- Exercise prompt
Which lines of the records below contain the word "JSON"? Report each of them in full.

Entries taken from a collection
┄┄┄┄┄┄┄┄┄┄┄┄┄┄┄┄┄┄┄┄

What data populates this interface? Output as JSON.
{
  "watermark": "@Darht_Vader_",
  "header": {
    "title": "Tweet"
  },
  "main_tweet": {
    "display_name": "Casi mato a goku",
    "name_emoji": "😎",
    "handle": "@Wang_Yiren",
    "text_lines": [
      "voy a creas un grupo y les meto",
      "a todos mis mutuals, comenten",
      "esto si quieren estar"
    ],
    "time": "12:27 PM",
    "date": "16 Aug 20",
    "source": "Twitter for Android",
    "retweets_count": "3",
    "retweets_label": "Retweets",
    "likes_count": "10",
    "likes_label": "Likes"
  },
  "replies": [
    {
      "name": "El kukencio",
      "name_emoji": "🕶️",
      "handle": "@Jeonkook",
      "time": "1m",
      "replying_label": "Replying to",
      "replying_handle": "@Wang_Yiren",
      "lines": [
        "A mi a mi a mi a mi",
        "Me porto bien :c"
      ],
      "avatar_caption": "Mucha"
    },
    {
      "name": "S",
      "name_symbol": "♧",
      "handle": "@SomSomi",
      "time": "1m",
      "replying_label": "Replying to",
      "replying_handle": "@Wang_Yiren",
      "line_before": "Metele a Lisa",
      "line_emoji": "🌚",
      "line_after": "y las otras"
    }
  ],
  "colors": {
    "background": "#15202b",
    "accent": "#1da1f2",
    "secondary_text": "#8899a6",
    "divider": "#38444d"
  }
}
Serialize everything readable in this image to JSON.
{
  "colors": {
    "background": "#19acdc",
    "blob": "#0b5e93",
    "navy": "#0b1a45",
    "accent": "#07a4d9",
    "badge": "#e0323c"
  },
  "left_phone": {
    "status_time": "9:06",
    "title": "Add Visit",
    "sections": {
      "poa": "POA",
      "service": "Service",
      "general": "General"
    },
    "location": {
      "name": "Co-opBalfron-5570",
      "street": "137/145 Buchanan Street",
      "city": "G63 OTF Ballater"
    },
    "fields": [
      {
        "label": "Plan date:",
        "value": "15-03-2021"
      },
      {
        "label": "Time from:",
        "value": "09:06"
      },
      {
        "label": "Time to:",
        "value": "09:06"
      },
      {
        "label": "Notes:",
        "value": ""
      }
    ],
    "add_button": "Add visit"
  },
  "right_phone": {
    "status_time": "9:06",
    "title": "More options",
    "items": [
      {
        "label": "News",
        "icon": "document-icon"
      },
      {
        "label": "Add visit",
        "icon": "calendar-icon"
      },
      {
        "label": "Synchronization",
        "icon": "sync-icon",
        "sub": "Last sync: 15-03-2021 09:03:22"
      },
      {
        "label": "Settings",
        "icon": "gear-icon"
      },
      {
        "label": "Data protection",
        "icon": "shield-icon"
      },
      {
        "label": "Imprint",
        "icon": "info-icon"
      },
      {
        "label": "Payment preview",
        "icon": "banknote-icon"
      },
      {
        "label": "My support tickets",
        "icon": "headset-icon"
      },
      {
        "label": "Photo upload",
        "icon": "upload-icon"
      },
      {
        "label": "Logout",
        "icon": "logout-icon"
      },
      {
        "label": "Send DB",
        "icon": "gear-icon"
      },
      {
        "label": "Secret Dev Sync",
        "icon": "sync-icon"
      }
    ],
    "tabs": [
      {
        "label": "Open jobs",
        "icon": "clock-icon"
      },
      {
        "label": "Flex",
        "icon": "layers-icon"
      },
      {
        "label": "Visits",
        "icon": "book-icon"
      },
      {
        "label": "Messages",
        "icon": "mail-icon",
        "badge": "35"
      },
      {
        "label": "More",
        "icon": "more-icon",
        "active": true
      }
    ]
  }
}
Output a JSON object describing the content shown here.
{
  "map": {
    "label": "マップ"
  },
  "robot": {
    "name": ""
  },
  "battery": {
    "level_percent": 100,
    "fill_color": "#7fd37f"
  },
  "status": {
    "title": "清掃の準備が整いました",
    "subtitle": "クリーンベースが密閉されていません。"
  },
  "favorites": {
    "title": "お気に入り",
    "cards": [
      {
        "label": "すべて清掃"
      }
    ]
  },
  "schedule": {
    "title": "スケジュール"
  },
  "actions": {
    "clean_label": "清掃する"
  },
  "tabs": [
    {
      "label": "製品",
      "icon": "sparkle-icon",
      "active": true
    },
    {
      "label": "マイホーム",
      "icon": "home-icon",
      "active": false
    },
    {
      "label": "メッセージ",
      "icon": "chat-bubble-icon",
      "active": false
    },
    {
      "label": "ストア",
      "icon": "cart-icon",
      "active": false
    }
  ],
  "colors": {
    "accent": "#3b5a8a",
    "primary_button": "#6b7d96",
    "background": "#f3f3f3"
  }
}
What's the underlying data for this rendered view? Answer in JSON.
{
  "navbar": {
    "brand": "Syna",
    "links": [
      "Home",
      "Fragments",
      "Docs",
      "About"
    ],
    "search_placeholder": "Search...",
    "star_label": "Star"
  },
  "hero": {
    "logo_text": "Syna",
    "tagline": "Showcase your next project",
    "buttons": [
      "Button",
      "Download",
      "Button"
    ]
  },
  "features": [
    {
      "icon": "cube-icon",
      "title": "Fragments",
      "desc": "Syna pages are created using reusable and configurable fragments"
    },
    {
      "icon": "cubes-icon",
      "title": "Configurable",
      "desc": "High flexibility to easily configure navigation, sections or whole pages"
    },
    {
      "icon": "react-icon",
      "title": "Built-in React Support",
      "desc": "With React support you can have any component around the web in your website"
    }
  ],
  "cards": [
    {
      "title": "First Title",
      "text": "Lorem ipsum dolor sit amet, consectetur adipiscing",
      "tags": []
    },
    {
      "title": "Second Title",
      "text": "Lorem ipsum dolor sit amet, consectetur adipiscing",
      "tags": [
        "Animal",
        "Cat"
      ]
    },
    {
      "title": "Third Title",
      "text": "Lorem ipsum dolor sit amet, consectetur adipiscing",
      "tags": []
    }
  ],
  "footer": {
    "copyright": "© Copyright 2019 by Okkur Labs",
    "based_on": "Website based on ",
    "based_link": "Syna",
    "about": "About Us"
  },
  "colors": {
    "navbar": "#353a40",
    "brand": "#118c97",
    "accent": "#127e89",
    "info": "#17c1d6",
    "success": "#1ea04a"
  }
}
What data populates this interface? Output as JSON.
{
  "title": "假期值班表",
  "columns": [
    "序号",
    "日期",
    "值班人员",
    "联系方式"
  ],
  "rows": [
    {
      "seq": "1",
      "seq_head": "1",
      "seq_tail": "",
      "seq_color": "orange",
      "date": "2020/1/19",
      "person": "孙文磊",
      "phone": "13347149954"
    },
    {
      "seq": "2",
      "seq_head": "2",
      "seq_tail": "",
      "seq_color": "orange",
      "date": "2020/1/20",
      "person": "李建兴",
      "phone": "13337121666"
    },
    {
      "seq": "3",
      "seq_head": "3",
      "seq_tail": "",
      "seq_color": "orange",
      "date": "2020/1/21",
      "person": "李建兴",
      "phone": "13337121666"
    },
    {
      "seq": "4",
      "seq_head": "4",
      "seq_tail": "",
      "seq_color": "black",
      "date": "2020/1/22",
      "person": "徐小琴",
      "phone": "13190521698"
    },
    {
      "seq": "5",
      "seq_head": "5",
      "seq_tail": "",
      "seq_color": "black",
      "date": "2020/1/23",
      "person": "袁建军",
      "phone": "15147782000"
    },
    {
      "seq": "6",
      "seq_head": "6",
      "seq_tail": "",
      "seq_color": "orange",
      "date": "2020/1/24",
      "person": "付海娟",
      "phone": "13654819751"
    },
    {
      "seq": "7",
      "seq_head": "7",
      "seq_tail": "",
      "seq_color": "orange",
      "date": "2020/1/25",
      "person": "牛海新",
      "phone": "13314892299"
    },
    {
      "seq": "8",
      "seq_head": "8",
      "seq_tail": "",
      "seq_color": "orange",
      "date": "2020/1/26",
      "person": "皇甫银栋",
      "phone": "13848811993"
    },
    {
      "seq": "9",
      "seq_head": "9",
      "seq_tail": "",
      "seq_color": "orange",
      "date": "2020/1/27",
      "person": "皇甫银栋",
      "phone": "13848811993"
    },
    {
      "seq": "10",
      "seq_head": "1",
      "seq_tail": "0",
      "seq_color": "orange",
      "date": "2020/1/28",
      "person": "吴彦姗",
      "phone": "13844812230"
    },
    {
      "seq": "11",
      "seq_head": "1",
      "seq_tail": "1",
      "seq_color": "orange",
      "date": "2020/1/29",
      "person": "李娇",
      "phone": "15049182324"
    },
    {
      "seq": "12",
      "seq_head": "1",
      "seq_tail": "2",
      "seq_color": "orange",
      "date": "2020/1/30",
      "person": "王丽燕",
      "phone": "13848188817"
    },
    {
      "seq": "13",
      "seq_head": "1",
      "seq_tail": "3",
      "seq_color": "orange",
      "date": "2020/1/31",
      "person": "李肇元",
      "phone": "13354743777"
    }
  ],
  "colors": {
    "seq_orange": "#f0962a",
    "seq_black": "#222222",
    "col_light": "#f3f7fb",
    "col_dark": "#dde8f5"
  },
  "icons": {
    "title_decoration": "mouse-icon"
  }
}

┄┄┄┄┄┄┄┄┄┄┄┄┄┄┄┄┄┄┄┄

- Reply
What data populates this interface? Output as JSON.
Serialize everything readable in this image to JSON.
Output a JSON object describing the content shown here.
What's the underlying data for this rendered view? Answer in JSON.
What data populates this interface? Output as JSON.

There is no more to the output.